Popularity of eggs has ‘eggceeded eggspectations’ in the industry, with record sales registered in Australia for 2010.
It’s good news for local egg producers, including Chirpy Chicks Eggs at Reeves Plains, which had to include free range eggs in their supply to meet customer demands.
Angela Leaney said there had been a growing demand for eggs over the past few years.
Recently the company expanded to include Rise and Shine Free Range.
“We had to start up a new free range brand to keep up with demand,” she said. “Customers wanted more free range.”
Angela said they also grew their own grain and mixed the food for chooks to ensure freshness.
She said the company recently started holding stalls at the Evanston/Gawler market which had become very busy.
“We’ve started selling at the market and we’ve seen a steady increase in sales.”
Figures from the Australian Eggs Corporation showed Australians are eating more of the versatile, nutritious and convenient cuisine.
But it hasn’t come easily for egg farmers, who have had to overcome several setbacks throughout the year.
Managing Director of the Australian Egg Corporation (AEC), James Kellaway, said the record sales represented an outstanding result in what was a challenging year for the industry.
“To achieve this outcome, egg farmers had to overcome a shortage of eggs earlier in the year, higher feed prices due to prolonged drought conditions, as well as the need to make significant changes to their capital infrastructure to meet higher animal welfare standards,” Mr Kellaway said.
Mr Kellaway said the figures also showed the average price of a dozen eggs in 2010 was $4 a drop of more than two per cent on 2009 prices (when the average cost was $4.10.)

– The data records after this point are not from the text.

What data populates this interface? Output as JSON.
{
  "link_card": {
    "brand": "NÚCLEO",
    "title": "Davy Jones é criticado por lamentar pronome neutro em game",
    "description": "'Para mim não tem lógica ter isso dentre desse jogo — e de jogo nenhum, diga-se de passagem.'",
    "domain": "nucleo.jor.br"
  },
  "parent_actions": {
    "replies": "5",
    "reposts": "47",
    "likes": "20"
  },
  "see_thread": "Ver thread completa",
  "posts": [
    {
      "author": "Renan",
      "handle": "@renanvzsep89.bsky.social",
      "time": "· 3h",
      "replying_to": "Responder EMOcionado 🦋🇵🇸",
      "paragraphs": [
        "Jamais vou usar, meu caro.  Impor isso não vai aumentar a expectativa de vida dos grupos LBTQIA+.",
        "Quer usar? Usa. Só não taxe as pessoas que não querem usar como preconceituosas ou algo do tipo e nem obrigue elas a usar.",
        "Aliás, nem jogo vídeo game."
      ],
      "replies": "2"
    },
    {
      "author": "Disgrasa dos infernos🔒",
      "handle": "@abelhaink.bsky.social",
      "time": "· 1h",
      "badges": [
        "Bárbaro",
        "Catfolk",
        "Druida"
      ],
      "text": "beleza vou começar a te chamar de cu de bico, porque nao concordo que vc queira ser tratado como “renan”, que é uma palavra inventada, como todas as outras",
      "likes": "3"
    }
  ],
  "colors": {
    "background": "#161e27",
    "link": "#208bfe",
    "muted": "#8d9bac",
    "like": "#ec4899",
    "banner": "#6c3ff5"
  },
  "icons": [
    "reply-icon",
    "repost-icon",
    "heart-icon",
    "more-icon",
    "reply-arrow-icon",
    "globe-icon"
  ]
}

“While lower prices benefit consumers and make eggs more accessible and excellent value for money, the egg industry would have preferred to have seen a higher return,” Mr Kellaway said.